Commuter Council fails to take responsibility

Austin Loukas, Asst. Photo Editor

To this day, I am not even sure if the Commuter Council was even aware that they had a crisis on their hands.  I, like many others this semester, was refused an on-campus parking pass.
And I, like so many others, was only told why weeks after the fact.  To this very day, the Wilkes University Commuter Council has not answered my emails.
The organization of the parking pass system at Wilkes is overly complicated and quite deceiving. To most students it may seem as if Public Safety is in charge of choosing who does and does not receive parking passes. This is not true.
For on-campus residents, Resident Life chooses qualified candidates for parking passes; for off-campus and commuter students, Commuter Council is in charge of choosing good candidates.
Neither Res Life nor Commuter Council sends out emails to notify students if they did not qualify for a parking pass. This is surely something that must be changed.
Last week The Beacon did an online editorial on the Wilkes’ parking pass system that I urge you to check out. The editorial focused on Tim Jurkowski, an off-campus nursing student in Army ROTC who seemed to be overlooked when it came to parking passes this semester.
Now Jurkowski has to get ride with Public Safety to the Ralston lot early in the morning in order to get to nursing clinicals and ROTC physical training.
Jurkowski,was seemingly denied a parking pass because he lived too close to campus. The apartment building we both live in does not supply us with private parking. Thus, Jurkowski, many other off-campus and commuter students, and I were turned down.
Being adjacent to campus did not affect another student, Ryan Weber, from getting a parking pass. Weber lives the same distance from campus, however, he received a parking pass as usual this semester.
Meanwhile several commuter students, who actually drive to class in the morning, were denied parking passes along with Tim “super-busy” Jurkowski.  This makes me seriously question the organization of this system.
Why are some students picked, seemingly at random, over others? Who is truly choosing who gets these passes, is it a fellow student, a faculty member, or someone from the administration?
Perhaps it is just a hogwash of random commuter council students prone to their own biases and inconsistencies. I am not sure; I have tried to reach out via email to Commuter Council several times with no response.
This parking “crisis,” as I’ve heard it put by fellow students and friends, is not fair to the students.
I understand that there are only a limited number of spots.  I have also heard many students complain that they are unable to find parking spots before class even when they have received a parking pass for the semester.  I believe that it is a necessary evil that these organizations deny students for parking.  I request, however, that the commuter council deny these students in some type of organized way and, perhaps even more importantly, communicate with students about the reasoning for this denial.

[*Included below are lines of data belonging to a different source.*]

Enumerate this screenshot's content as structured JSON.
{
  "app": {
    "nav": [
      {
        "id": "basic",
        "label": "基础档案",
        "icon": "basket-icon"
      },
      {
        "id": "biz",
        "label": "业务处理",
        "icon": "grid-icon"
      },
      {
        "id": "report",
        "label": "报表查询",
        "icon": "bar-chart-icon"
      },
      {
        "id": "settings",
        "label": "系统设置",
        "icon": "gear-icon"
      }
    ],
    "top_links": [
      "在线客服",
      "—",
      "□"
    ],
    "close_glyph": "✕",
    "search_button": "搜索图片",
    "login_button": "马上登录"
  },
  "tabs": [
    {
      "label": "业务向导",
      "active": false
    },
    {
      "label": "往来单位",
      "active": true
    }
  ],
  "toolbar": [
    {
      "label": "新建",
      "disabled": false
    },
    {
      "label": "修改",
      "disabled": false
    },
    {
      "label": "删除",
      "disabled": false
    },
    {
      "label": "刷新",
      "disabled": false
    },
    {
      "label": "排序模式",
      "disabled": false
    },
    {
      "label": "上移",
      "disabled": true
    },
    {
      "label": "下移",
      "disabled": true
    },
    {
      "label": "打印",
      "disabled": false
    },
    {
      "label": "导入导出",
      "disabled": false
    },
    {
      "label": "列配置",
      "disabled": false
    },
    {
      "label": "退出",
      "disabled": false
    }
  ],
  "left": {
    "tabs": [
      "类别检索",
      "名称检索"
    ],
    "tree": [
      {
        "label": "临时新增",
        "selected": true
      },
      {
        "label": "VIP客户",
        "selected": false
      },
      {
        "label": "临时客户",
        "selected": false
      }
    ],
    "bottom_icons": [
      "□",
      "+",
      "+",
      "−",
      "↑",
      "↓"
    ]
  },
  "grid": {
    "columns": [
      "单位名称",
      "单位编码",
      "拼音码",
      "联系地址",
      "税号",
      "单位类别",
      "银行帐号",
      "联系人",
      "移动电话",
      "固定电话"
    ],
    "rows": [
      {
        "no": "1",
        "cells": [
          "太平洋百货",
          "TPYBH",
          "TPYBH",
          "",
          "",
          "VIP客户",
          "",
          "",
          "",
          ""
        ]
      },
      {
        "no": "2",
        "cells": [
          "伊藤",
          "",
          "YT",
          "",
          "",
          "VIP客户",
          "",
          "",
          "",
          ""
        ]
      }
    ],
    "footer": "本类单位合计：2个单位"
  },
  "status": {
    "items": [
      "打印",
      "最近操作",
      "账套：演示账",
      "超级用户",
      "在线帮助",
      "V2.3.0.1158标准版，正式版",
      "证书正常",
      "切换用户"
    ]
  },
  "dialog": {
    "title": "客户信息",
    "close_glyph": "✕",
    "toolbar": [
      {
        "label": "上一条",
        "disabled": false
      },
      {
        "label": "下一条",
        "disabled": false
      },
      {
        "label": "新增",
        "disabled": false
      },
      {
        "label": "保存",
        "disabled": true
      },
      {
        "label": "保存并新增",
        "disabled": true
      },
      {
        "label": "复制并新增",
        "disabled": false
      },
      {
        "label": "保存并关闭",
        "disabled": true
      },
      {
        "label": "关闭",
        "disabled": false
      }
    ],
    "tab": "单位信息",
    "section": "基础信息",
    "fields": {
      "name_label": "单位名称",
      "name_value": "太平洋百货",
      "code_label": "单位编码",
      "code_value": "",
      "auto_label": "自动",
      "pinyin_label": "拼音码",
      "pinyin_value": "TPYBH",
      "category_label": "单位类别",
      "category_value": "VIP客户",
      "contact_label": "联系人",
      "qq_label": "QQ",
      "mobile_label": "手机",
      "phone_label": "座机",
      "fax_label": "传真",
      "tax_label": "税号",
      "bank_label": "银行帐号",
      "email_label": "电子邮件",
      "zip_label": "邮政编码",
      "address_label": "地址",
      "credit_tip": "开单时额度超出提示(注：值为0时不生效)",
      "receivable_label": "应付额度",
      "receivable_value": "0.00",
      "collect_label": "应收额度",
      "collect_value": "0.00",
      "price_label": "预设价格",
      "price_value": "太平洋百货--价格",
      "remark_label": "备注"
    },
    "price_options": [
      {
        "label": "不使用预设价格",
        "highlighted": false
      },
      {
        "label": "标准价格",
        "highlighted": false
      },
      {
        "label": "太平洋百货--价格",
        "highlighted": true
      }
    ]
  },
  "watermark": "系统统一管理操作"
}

I also understand how hard it must be for Public Safety, they have had to deal with countless students calling and complaining while they themselves are not truly responsible.  I’m sure that it is a huge hassle for public safety to deal with the complaints of students and parents on the matter of parking on campus.  I assume it is also a hassle for public safety to cart students to and from the Ralston Parking Lot at 4am in the morning because commuter council overlooked a student’s needs for a parking pass.
I urge the commuter council to speak up and educate the students to whatever organizational system they have for parking passes.
In the meantime, I’ll be in the parking garage next to Boscov’s.